◆ Work required ◆
Within the material below, how many lines carry the word "IDLE"? Only that number is wanted.

◆ Input records ◆

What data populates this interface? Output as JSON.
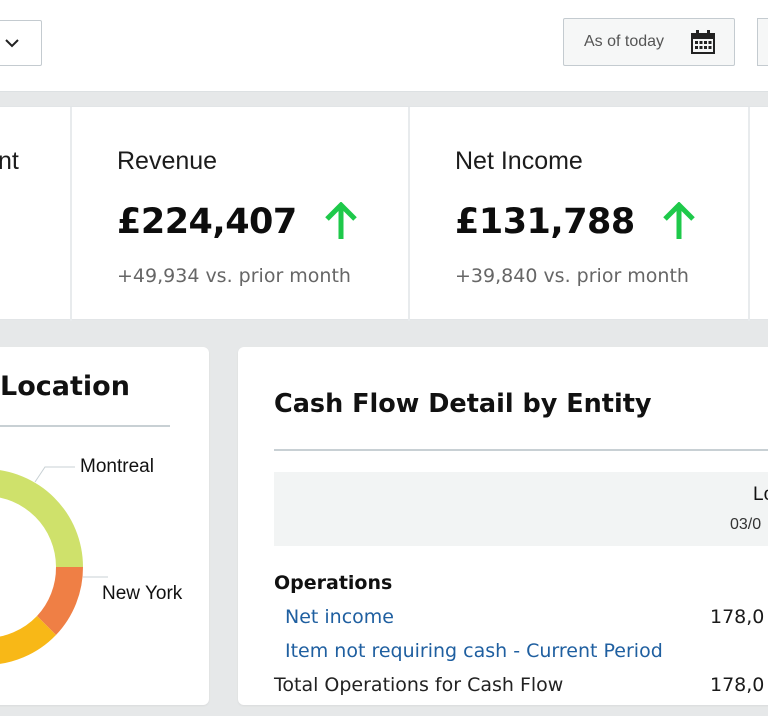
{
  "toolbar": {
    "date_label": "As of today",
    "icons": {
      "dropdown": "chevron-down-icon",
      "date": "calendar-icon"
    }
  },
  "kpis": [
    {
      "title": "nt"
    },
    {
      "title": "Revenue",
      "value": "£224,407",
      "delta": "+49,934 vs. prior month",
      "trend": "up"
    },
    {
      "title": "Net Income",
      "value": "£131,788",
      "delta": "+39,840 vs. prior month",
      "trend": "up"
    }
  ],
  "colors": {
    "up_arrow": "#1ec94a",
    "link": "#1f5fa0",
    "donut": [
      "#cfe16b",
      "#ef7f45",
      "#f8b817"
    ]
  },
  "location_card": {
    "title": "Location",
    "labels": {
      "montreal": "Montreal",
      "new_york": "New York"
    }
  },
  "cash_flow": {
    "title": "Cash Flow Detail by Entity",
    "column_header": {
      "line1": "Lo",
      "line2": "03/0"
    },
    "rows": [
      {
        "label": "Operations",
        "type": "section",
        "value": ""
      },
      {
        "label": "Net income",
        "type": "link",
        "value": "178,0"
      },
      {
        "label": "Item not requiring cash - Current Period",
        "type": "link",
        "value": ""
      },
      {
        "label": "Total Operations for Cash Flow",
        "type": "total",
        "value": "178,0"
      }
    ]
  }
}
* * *
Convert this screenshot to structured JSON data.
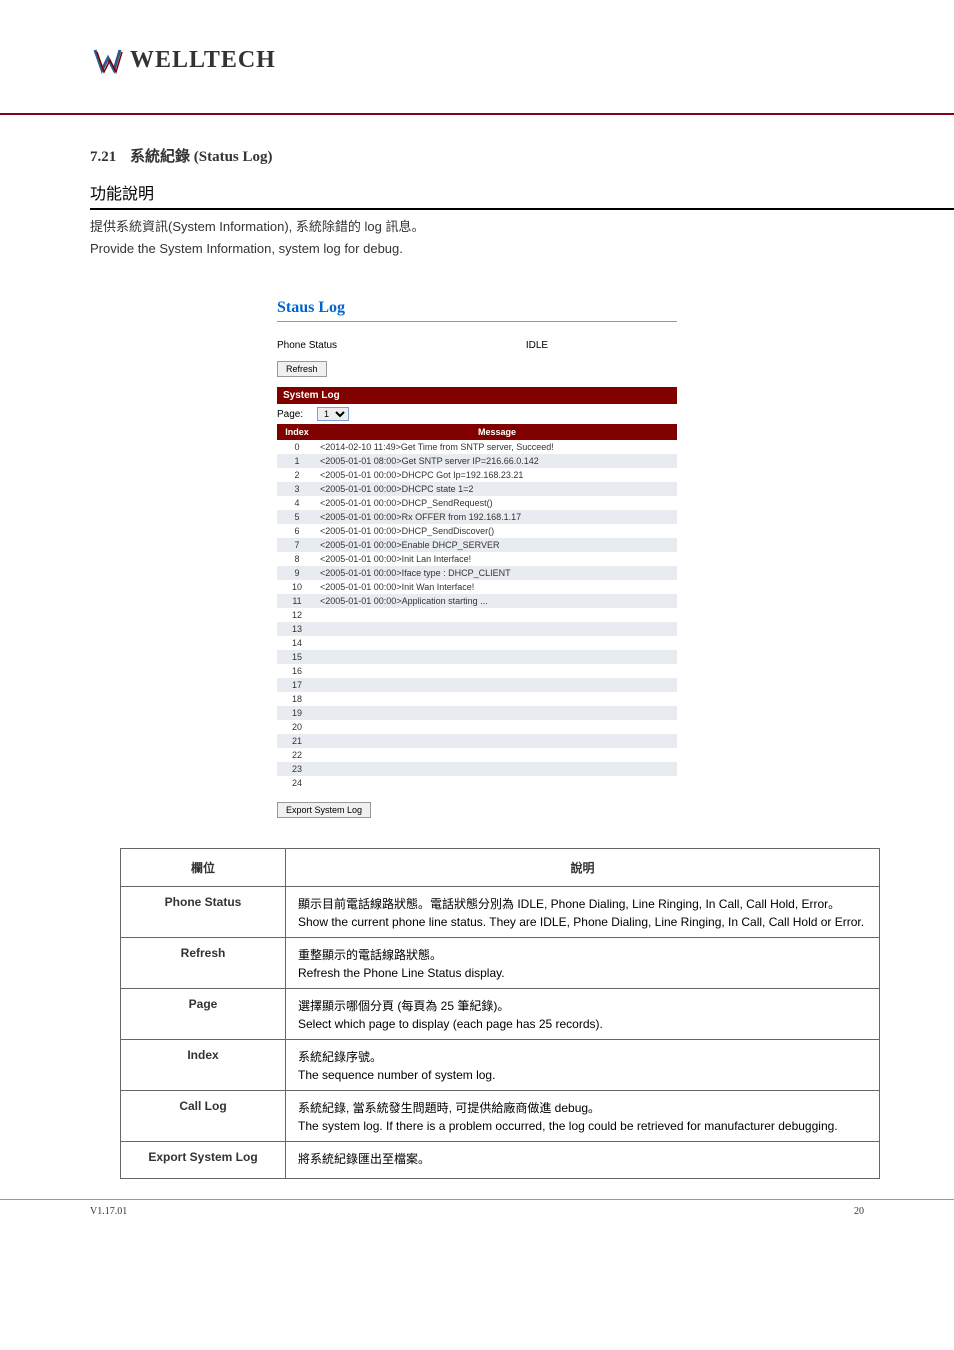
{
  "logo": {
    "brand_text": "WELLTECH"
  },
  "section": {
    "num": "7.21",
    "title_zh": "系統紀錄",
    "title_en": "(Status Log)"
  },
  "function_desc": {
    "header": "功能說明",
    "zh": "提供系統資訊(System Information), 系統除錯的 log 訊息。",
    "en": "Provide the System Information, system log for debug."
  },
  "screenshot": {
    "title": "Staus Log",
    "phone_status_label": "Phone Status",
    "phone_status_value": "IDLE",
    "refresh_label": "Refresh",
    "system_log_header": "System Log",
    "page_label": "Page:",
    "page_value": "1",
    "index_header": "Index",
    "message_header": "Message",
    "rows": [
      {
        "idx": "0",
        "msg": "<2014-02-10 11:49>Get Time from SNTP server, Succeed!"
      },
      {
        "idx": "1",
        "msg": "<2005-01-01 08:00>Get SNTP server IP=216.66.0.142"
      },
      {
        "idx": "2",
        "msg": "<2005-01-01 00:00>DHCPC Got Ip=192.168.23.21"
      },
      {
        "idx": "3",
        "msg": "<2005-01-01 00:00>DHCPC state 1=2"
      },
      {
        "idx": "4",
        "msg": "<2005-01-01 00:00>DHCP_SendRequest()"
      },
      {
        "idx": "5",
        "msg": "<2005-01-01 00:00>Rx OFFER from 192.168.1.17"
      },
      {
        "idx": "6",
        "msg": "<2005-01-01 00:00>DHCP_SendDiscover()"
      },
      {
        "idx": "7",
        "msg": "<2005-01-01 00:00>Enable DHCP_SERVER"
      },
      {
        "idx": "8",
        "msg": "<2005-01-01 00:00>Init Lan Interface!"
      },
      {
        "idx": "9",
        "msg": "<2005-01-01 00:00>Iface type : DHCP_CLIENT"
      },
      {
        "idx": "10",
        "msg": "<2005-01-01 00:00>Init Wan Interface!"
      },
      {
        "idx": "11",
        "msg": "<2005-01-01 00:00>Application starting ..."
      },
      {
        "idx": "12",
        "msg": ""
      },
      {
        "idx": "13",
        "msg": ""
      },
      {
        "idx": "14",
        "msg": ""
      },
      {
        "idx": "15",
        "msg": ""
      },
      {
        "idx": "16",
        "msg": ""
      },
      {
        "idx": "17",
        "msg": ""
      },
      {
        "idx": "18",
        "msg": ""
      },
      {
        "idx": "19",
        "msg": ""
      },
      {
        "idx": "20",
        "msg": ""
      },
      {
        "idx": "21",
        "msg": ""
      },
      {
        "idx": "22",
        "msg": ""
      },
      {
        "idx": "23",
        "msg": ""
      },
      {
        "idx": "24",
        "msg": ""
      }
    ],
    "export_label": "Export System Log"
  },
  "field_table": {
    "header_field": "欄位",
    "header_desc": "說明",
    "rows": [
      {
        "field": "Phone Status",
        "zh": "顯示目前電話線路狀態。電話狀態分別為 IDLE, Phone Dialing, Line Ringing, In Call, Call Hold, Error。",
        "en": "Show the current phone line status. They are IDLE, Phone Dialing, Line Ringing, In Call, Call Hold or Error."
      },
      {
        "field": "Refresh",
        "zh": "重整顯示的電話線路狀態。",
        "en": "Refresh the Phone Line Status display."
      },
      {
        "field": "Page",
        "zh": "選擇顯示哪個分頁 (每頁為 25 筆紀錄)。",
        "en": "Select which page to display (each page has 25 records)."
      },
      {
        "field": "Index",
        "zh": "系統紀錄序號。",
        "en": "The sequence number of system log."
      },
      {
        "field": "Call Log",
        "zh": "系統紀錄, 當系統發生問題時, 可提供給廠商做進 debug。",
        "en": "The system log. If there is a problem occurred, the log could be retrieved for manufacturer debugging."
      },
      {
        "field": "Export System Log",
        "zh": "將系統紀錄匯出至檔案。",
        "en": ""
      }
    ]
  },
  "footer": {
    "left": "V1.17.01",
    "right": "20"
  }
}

◆ Completed task ◆
3